═══ Material for this task ═══

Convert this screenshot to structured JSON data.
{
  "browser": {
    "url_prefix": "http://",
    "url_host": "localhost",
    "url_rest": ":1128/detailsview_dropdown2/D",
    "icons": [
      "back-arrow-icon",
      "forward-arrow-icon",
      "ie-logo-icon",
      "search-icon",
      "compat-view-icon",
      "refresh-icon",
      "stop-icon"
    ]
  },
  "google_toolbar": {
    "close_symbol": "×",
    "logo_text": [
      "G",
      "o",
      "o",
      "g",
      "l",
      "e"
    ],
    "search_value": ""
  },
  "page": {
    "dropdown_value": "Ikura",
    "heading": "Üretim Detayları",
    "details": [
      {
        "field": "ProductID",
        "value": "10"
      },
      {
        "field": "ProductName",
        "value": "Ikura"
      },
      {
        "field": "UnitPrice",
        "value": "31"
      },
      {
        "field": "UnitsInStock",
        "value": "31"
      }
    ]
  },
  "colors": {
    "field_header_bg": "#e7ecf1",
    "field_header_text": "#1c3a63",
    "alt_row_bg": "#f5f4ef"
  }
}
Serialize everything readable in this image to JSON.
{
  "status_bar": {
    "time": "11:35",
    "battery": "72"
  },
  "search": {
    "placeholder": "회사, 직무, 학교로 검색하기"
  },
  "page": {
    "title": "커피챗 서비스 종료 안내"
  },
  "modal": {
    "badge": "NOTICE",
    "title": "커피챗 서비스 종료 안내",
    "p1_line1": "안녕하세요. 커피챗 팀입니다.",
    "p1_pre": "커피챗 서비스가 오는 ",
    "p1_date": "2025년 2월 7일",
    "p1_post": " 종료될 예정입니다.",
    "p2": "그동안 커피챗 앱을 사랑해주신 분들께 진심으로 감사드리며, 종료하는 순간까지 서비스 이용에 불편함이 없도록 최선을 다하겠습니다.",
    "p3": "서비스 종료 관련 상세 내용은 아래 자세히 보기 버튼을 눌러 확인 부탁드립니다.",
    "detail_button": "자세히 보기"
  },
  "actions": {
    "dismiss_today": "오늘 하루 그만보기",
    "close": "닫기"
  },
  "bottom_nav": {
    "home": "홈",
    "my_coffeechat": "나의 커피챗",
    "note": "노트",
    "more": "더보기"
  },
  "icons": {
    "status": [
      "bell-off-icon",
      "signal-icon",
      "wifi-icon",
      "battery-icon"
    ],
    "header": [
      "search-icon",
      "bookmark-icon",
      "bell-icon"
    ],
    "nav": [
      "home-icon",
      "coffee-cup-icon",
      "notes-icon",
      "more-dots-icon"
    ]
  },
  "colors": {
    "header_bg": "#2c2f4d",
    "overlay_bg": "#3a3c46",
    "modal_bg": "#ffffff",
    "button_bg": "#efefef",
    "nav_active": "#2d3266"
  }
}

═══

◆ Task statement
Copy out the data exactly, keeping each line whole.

◆ Answer section
Convert this screenshot to structured JSON data.
{
  "browser": {
    "url_prefix": "http://",
    "url_host": "localhost",
    "url_rest": ":1128/detailsview_dropdown2/D",
    "icons": [
      "back-arrow-icon",
      "forward-arrow-icon",
      "ie-logo-icon",
      "search-icon",
      "compat-view-icon",
      "refresh-icon",
      "stop-icon"
    ]
  },
  "google_toolbar": {
    "close_symbol": "×",
    "logo_text": [
      "G",
      "o",
      "o",
      "g",
      "l",
      "e"
    ],
    "search_value": ""
  },
  "page": {
    "dropdown_value": "Ikura",
    "heading": "Üretim Detayları",
    "details": [
      {
        "field": "ProductID",
        "value": "10"
      },
      {
        "field": "ProductName",
        "value": "Ikura"
      },
      {
        "field": "UnitPrice",
        "value": "31"
      },
      {
        "field": "UnitsInStock",
        "value": "31"
      }
    ]
  },
  "colors": {
    "field_header_bg": "#e7ecf1",
    "field_header_text": "#1c3a63",
    "alt_row_bg": "#f5f4ef"
  }
}
Serialize everything readable in this image to JSON.
{
  "status_bar": {
    "time": "11:35",
    "battery": "72"
  },
  "search": {
    "placeholder": "회사, 직무, 학교로 검색하기"
  },
  "page": {
    "title": "커피챗 서비스 종료 안내"
  },
  "modal": {
    "badge": "NOTICE",
    "title": "커피챗 서비스 종료 안내",
    "p1_line1": "안녕하세요. 커피챗 팀입니다.",
    "p1_pre": "커피챗 서비스가 오는 ",
    "p1_date": "2025년 2월 7일",
    "p1_post": " 종료될 예정입니다.",
    "p2": "그동안 커피챗 앱을 사랑해주신 분들께 진심으로 감사드리며, 종료하는 순간까지 서비스 이용에 불편함이 없도록 최선을 다하겠습니다.",
    "p3": "서비스 종료 관련 상세 내용은 아래 자세히 보기 버튼을 눌러 확인 부탁드립니다.",
    "detail_button": "자세히 보기"
  },
  "actions": {
    "dismiss_today": "오늘 하루 그만보기",
    "close": "닫기"
  },
  "bottom_nav": {
    "home": "홈",
    "my_coffeechat": "나의 커피챗",
    "note": "노트",
    "more": "더보기"
  },
  "icons": {
    "status": [
      "bell-off-icon",
      "signal-icon",
      "wifi-icon",
      "battery-icon"
    ],
    "header": [
      "search-icon",
      "bookmark-icon",
      "bell-icon"
    ],
    "nav": [
      "home-icon",
      "coffee-cup-icon",
      "notes-icon",
      "more-dots-icon"
    ]
  },
  "colors": {
    "header_bg": "#2c2f4d",
    "overlay_bg": "#3a3c46",
    "modal_bg": "#ffffff",
    "button_bg": "#efefef",
    "nav_active": "#2d3266"
  }
}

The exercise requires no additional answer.